(Entries from a dataset of interfaces)
______
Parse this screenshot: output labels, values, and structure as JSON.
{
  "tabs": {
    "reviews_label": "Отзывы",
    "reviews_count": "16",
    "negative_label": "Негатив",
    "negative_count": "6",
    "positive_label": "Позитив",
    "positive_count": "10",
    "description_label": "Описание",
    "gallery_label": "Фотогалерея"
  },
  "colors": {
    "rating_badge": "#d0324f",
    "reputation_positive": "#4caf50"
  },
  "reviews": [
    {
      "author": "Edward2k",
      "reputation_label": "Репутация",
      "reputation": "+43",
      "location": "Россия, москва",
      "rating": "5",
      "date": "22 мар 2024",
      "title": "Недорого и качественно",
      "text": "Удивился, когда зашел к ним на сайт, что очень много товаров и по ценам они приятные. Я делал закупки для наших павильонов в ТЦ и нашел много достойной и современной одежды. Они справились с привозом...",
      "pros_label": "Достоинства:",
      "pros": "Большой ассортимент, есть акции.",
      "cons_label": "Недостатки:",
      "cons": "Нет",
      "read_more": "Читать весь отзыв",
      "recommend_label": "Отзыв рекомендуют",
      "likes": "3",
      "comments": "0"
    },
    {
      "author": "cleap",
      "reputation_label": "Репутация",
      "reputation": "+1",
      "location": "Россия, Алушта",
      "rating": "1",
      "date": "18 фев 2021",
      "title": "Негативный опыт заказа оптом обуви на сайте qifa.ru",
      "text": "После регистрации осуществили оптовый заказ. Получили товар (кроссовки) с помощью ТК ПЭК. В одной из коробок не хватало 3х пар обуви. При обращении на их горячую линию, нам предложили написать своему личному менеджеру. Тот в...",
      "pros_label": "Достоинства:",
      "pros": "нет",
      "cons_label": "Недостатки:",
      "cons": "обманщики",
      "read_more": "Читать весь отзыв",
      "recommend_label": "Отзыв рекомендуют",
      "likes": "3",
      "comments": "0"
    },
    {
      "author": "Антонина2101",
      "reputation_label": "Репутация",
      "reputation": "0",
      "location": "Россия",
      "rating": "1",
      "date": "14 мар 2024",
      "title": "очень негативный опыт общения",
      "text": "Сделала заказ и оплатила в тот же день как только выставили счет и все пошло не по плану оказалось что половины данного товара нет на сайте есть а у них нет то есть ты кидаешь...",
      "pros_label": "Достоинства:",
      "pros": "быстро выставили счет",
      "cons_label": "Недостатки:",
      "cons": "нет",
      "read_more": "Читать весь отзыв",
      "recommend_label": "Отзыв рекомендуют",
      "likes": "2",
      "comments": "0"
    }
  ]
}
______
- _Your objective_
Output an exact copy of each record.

- _Result of this task_
Parse this screenshot: output labels, values, and structure as JSON.
{
  "tabs": {
    "reviews_label": "Отзывы",
    "reviews_count": "16",
    "negative_label": "Негатив",
    "negative_count": "6",
    "positive_label": "Позитив",
    "positive_count": "10",
    "description_label": "Описание",
    "gallery_label": "Фотогалерея"
  },
  "colors": {
    "rating_badge": "#d0324f",
    "reputation_positive": "#4caf50"
  },
  "reviews": [
    {
      "author": "Edward2k",
      "reputation_label": "Репутация",
      "reputation": "+43",
      "location": "Россия, москва",
      "rating": "5",
      "date": "22 мар 2024",
      "title": "Недорого и качественно",
      "text": "Удивился, когда зашел к ним на сайт, что очень много товаров и по ценам они приятные. Я делал закупки для наших павильонов в ТЦ и нашел много достойной и современной одежды. Они справились с привозом...",
      "pros_label": "Достоинства:",
      "pros": "Большой ассортимент, есть акции.",
      "cons_label": "Недостатки:",
      "cons": "Нет",
      "read_more": "Читать весь отзыв",
      "recommend_label": "Отзыв рекомендуют",
      "likes": "3",
      "comments": "0"
    },
    {
      "author": "cleap",
      "reputation_label": "Репутация",
      "reputation": "+1",
      "location": "Россия, Алушта",
      "rating": "1",
      "date": "18 фев 2021",
      "title": "Негативный опыт заказа оптом обуви на сайте qifa.ru",
      "text": "После регистрации осуществили оптовый заказ. Получили товар (кроссовки) с помощью ТК ПЭК. В одной из коробок не хватало 3х пар обуви. При обращении на их горячую линию, нам предложили написать своему личному менеджеру. Тот в...",
      "pros_label": "Достоинства:",
      "pros": "нет",
      "cons_label": "Недостатки:",
      "cons": "обманщики",
      "read_more": "Читать весь отзыв",
      "recommend_label": "Отзыв рекомендуют",
      "likes": "3",
      "comments": "0"
    },
    {
      "author": "Антонина2101",
      "reputation_label": "Репутация",
      "reputation": "0",
      "location": "Россия",
      "rating": "1",
      "date": "14 мар 2024",
      "title": "очень негативный опыт общения",
      "text": "Сделала заказ и оплатила в тот же день как только выставили счет и все пошло не по плану оказалось что половины данного товара нет на сайте есть а у них нет то есть ты кидаешь...",
      "pros_label": "Достоинства:",
      "pros": "быстро выставили счет",
      "cons_label": "Недостатки:",
      "cons": "нет",
      "read_more": "Читать весь отзыв",
      "recommend_label": "Отзыв рекомендуют",
      "likes": "2",
      "comments": "0"
    }
  ]
}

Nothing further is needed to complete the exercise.